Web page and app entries
= = = =

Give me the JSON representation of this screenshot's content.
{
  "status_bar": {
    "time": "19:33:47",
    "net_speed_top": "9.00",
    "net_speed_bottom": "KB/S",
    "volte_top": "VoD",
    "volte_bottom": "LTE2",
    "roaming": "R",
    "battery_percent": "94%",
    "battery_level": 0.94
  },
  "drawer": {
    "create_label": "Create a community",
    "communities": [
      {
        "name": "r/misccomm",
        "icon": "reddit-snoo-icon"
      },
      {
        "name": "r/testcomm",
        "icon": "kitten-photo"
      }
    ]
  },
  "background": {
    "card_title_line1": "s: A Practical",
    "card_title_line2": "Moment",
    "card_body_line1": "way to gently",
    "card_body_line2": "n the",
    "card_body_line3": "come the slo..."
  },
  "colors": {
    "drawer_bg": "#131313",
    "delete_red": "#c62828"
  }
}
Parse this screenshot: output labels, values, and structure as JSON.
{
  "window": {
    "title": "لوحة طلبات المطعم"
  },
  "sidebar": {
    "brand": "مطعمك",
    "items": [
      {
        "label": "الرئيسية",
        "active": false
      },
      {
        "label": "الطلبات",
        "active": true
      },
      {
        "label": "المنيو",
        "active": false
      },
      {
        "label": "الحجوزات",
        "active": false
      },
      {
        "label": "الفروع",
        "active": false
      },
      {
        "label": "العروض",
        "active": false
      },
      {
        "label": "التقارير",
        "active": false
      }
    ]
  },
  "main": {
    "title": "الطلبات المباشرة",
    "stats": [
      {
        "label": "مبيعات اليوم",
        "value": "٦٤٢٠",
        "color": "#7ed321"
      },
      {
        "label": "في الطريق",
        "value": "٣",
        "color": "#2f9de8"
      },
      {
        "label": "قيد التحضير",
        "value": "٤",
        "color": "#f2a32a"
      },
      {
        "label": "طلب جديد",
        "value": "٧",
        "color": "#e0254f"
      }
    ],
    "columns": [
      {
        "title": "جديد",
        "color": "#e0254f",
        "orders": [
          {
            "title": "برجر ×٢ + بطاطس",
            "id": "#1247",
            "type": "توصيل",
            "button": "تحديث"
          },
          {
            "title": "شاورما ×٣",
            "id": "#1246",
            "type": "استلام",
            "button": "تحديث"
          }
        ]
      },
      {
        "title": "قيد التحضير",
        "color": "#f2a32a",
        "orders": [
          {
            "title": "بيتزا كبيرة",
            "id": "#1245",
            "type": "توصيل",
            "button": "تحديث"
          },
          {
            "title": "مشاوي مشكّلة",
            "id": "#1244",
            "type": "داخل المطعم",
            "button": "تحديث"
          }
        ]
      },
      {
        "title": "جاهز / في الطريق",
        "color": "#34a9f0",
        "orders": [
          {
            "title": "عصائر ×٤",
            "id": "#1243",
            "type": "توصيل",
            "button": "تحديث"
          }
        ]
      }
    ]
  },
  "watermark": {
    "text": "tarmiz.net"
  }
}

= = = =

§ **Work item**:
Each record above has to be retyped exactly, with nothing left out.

§ **Problem solution**:
Give me the JSON representation of this screenshot's content.
{
  "status_bar": {
    "time": "19:33:47",
    "net_speed_top": "9.00",
    "net_speed_bottom": "KB/S",
    "volte_top": "VoD",
    "volte_bottom": "LTE2",
    "roaming": "R",
    "battery_percent": "94%",
    "battery_level": 0.94
  },
  "drawer": {
    "create_label": "Create a community",
    "communities": [
      {
        "name": "r/misccomm",
        "icon": "reddit-snoo-icon"
      },
      {
        "name": "r/testcomm",
        "icon": "kitten-photo"
      }
    ]
  },
  "background": {
    "card_title_line1": "s: A Practical",
    "card_title_line2": "Moment",
    "card_body_line1": "way to gently",
    "card_body_line2": "n the",
    "card_body_line3": "come the slo..."
  },
  "colors": {
    "drawer_bg": "#131313",
    "delete_red": "#c62828"
  }
}
Parse this screenshot: output labels, values, and structure as JSON.
{
  "window": {
    "title": "لوحة طلبات المطعم"
  },
  "sidebar": {
    "brand": "مطعمك",
    "items": [
      {
        "label": "الرئيسية",
        "active": false
      },
      {
        "label": "الطلبات",
        "active": true
      },
      {
        "label": "المنيو",
        "active": false
      },
      {
        "label": "الحجوزات",
        "active": false
      },
      {
        "label": "الفروع",
        "active": false
      },
      {
        "label": "العروض",
        "active": false
      },
      {
        "label": "التقارير",
        "active": false
      }
    ]
  },
  "main": {
    "title": "الطلبات المباشرة",
    "stats": [
      {
        "label": "مبيعات اليوم",
        "value": "٦٤٢٠",
        "color": "#7ed321"
      },
      {
        "label": "في الطريق",
        "value": "٣",
        "color": "#2f9de8"
      },
      {
        "label": "قيد التحضير",
        "value": "٤",
        "color": "#f2a32a"
      },
      {
        "label": "طلب جديد",
        "value": "٧",
        "color": "#e0254f"
      }
    ],
    "columns": [
      {
        "title": "جديد",
        "color": "#e0254f",
        "orders": [
          {
            "title": "برجر ×٢ + بطاطس",
            "id": "#1247",
            "type": "توصيل",
            "button": "تحديث"
          },
          {
            "title": "شاورما ×٣",
            "id": "#1246",
            "type": "استلام",
            "button": "تحديث"
          }
        ]
      },
      {
        "title": "قيد التحضير",
        "color": "#f2a32a",
        "orders": [
          {
            "title": "بيتزا كبيرة",
            "id": "#1245",
            "type": "توصيل",
            "button": "تحديث"
          },
          {
            "title": "مشاوي مشكّلة",
            "id": "#1244",
            "type": "داخل المطعم",
            "button": "تحديث"
          }
        ]
      },
      {
        "title": "جاهز / في الطريق",
        "color": "#34a9f0",
        "orders": [
          {
            "title": "عصائر ×٤",
            "id": "#1243",
            "type": "توصيل",
            "button": "تحديث"
          }
        ]
      }
    ]
  },
  "watermark": {
    "text": "tarmiz.net"
  }
}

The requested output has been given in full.